### B. Significance in calculus and advanced mathematics

In addition to its role in trigonometry, radians are also of great significance in calculus and advanced mathematics. Calculus is a branch of mathematics that deals with the study of change and motion. Key concepts in calculus, such as derivatives and integrals, are defined using radians.

The use of radians in calculus allows for more precise and accurate calculations. When angles are measured in radians, the formulas for calculating the derivative and integral of trigonometric functions simplify significantly. This simplification allows for more efficient and powerful techniques to solve a wide range of problems in physics, engineering, and other fields.

Furthermore, radians are used extensively in complex analysis, a branch of mathematics that deals with functions of complex numbers. Complex analysis relies heavily on trigonometric functions, and thus radians, to study complex numbers, functions, and their properties.

In conclusion, understanding the relationship between radians and revolutions is of utmost importance in mathematics. Radians are closely related to trigonometric functions and play a fundamental role in calculus and advanced mathematical concepts. Their use allows for more elegant and efficient solutions to problems in various fields, making them essential for students and professionals alike to grasp and apply in their mathematical endeavors.

## Conclusion

### Recap of the importance of understanding the relationship between radians and revolutions

In conclusion, understanding the relationship between radians and revolutions is crucial in various fields that involve angle measurements. Radians provide a standardized unit for measuring angles, allowing for accurate calculations and comparisons. Revolutions, on the other hand, represent a complete rotation around a circle and are essential in understanding rotational motion.

By knowing the conversion factors between radians and revolutions, individuals can easily convert between the two units and apply them in real-life scenarios. Whether it is in navigation systems, map calculations, physics, engineering, or even advanced mathematics, the ability to convert between radians and revolutions is essential.

### Encouragement to practice and apply the conversion formula in various contexts

To fully grasp the concept of radians and revolutions, it is important to practice and apply the conversion formula in various contexts. By working through example problems and calculations, individuals can gain confidence and proficiency in converting between radians and revolutions.

Furthermore, it is crucial to understand the limitations and sources of error when converting between these units. This includes being aware of incorrect calculation methods and tips to avoid errors. By addressing common misconceptions, individuals can ensure accuracy in their measurements and calculations.

Lastly, the importance of radians should not be underestimated in mathematics. Radians are closely related to trigonometric functions and play a significant role in calculus and advanced mathematics. Mastering the concept of radians and their relationship with revolutions opens the door to a deeper understanding of mathematical concepts and their practical applications.

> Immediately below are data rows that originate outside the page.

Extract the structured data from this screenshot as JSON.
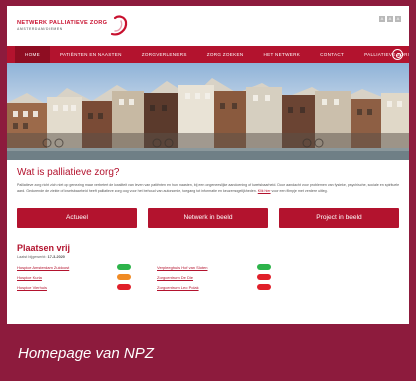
{
  "logo": {
    "line1": "NETWERK",
    "line2": "PALLIATIEVE ZORG",
    "line3": "AMSTERDAM/DIEMEN"
  },
  "font_size_controls": [
    "A",
    "A",
    "A"
  ],
  "nav": {
    "items": [
      "HOME",
      "PATIËNTEN EN NAASTEN",
      "ZORGVERLENERS",
      "ZORG ZOEKEN",
      "HET NETWERK",
      "CONTACT",
      "PALLIATIEVE ZORG"
    ],
    "active_index": 0
  },
  "main": {
    "title": "Wat is palliatieve zorg?",
    "intro": "Palliatieve zorg richt zich niet op genezing maar verbetert de kwaliteit van leven van patiënten en hun naasten, bij een ongeneeslijke aandoening of kwetsbaarheid. Door aandacht voor problemen van fysieke, psychische, sociale en spirituele aard. Gedurende de ziekte of kwetsbaarheid heeft palliatieve zorg oog voor het behoud van autonomie, toegang tot informatie en keuzemogelijkheden.",
    "intro_link": "Klik hier",
    "intro_after": "voor een filmpje met verdere uitleg."
  },
  "cta": {
    "actueel": "Actueel",
    "netwerk": "Netwerk in beeld",
    "project": "Project in beeld"
  },
  "places": {
    "title": "Plaatsen vrij",
    "updated_label": "Laatst bijgewerkt:",
    "updated_value": "17-3-2020",
    "rows": [
      {
        "left": "Hospice Amsterdam Zuidoost",
        "left_status": "#2db34a",
        "right": "Verpleeghuis Hof van Sloten",
        "right_status": "#2db34a"
      },
      {
        "left": "Hospice Kuria",
        "left_status": "#f08a24",
        "right": "Zorgcentrum De Die",
        "right_status": "#e0202a"
      },
      {
        "left": "Hospice Vierhuis",
        "left_status": "#e0202a",
        "right": "Zorgcentrum Leo Polak",
        "right_status": "#e0202a"
      }
    ]
  },
  "caption": "Homepage van NPZ",
  "colors": {
    "brand": "#b3132e",
    "frame": "#8d1b3d"
  }
}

In summary, radians and revolutions are interconnected units that are vital in various fields. From navigation and physics to mathematics and engineering, the ability to convert between radians and revolutions is essential. By practicing and understanding the conversion formula, individuals can confidently apply these units in real-world scenarios and further enhance their understanding of mathematics.